The second decision is whether to ride with some form of bag or not. I’ve pretty much ruled out riding with the Macbook on my back so you might wonder why I think I need a bag. Can’t I just stuff my jersey pockets with whatever I need to carry? Yep, but I just don’t enjoy filling those pockets to have my jersey sagging down over my ass and I don’t care what rules the Velominati may have about it. I really don’t carry that much stuff with me. In addition to the tool bag under the seat, I’ll carry iPhone, ID/CC/cash, glasses, cleat covers, and gels/snacks. And it’s nice to be able to carry a real camera, but I don’t normally. Adding geocaching into the picture adds a dedicated GPS unit, a pen, and a small, telescoping mirror although I can use the iPhone instead of the GPS and the telescoping mirror. So, I can pare it down to fit in my jersey pockets plus top-tube bag, but I still might mount the handlebar bag for this ride. Having the cue sheet (augmented with geocache cues, of course) on top of the handlebar bag is quite nice. I rode AMBA in 2012 with the handlebar bag on. So, I guess I’m flip-flopping between just the top-tube bag and the handlebar bag right now. Check back on that decision as well.
I have a little bit of bike maintenance to do as well. It hasn’t been that many miles since the Surly was in the shop for a major tune-up, but it needs new tires and the aftermarket brake hood from Hudz need to go. They’ve just never fit as well as the factory hoods and I’m tired of the despite living the look of the white. I’ll put the original black SRAM hoods back on.
And I’m sorry to say that the white tires are going the way of the DoDo. I have loved the look and those tires have been very consistent through about four paint since 2013. I consistently got around 1500 miles with no flats. But they are no longer available at a reasonable price. I used to be able to find them at around $28 each, but can only find the now for around $40. At the moment, I don’t wish to pay an extra $24 per pair just for the look, cool as it is. I caught a pair of Michelin Protek Urban tires on sale for cheap so I’ll see how those go.
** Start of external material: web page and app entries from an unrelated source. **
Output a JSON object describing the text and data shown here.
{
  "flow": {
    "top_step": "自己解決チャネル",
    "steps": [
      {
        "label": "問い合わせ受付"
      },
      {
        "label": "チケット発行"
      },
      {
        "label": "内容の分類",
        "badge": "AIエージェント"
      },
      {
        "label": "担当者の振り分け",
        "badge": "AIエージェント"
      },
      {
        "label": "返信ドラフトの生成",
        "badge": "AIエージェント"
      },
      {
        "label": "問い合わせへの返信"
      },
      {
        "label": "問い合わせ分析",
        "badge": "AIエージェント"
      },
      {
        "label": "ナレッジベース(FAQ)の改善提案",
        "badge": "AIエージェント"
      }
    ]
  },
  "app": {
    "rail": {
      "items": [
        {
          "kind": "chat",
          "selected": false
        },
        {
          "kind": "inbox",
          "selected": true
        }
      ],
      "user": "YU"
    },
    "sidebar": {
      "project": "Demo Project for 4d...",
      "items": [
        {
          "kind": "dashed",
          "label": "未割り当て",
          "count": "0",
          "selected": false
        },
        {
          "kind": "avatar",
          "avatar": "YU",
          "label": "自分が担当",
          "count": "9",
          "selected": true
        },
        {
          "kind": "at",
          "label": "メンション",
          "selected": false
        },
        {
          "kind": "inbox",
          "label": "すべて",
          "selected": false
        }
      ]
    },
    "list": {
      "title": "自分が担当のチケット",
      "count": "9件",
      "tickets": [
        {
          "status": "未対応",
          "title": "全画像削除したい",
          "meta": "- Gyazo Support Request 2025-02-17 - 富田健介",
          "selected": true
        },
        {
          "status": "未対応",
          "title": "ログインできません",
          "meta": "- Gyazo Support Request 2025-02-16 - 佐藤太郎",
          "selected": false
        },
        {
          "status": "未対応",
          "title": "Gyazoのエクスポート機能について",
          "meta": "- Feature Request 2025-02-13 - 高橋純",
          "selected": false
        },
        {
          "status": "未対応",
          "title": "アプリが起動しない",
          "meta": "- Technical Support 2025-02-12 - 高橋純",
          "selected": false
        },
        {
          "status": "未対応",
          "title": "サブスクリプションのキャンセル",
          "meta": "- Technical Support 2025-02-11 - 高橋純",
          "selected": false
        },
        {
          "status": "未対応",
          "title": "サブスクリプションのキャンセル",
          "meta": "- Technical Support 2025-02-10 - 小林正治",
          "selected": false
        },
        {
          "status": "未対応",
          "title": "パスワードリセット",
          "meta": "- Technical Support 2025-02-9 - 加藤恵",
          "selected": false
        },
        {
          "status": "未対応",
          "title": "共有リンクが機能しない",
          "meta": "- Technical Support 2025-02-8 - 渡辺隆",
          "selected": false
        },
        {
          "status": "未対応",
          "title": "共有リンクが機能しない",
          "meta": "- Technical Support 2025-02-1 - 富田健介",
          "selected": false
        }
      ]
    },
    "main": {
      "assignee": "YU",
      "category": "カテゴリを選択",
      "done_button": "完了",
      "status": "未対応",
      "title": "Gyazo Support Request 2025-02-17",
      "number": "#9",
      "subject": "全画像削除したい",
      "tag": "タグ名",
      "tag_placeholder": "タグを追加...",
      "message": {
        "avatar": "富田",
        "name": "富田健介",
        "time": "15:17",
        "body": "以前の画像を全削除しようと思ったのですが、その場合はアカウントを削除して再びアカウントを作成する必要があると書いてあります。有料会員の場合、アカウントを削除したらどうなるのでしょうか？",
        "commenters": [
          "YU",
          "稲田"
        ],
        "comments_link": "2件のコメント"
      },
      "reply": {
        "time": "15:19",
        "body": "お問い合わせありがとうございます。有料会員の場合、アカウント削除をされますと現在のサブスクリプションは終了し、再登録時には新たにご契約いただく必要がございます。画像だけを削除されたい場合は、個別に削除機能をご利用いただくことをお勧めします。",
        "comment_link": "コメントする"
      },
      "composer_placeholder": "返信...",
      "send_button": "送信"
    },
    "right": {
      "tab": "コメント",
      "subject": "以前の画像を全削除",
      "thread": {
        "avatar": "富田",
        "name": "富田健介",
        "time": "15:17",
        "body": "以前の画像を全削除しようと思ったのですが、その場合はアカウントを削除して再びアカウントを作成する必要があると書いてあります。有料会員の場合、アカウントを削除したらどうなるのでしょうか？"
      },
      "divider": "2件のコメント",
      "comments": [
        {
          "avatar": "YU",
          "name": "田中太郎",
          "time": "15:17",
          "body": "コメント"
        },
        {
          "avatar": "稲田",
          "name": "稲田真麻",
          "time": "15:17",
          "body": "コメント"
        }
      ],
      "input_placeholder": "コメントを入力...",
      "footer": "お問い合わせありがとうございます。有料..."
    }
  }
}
And finally, I need to identify the geocaches I want to search for along the route. In the towns in which we stay, I can just pull up the list of local caches and go find. But if I want to find a few along the route, I need to know when to look because I’m not going to ride with my nose in my GPS unit the whole time. Im going to experiment with location-based reminders on the iPhone to see my f I can get warning when one or more a coming up. If not, it will have to be a low tech solution. I.e. Notes.
So, that’s my prep…
- Packing list and packing
- Tires and brake hoods
- Tablet or computer
- Bag, backpack, or no
- Geocaches and location-based reminders
Looking forward to it.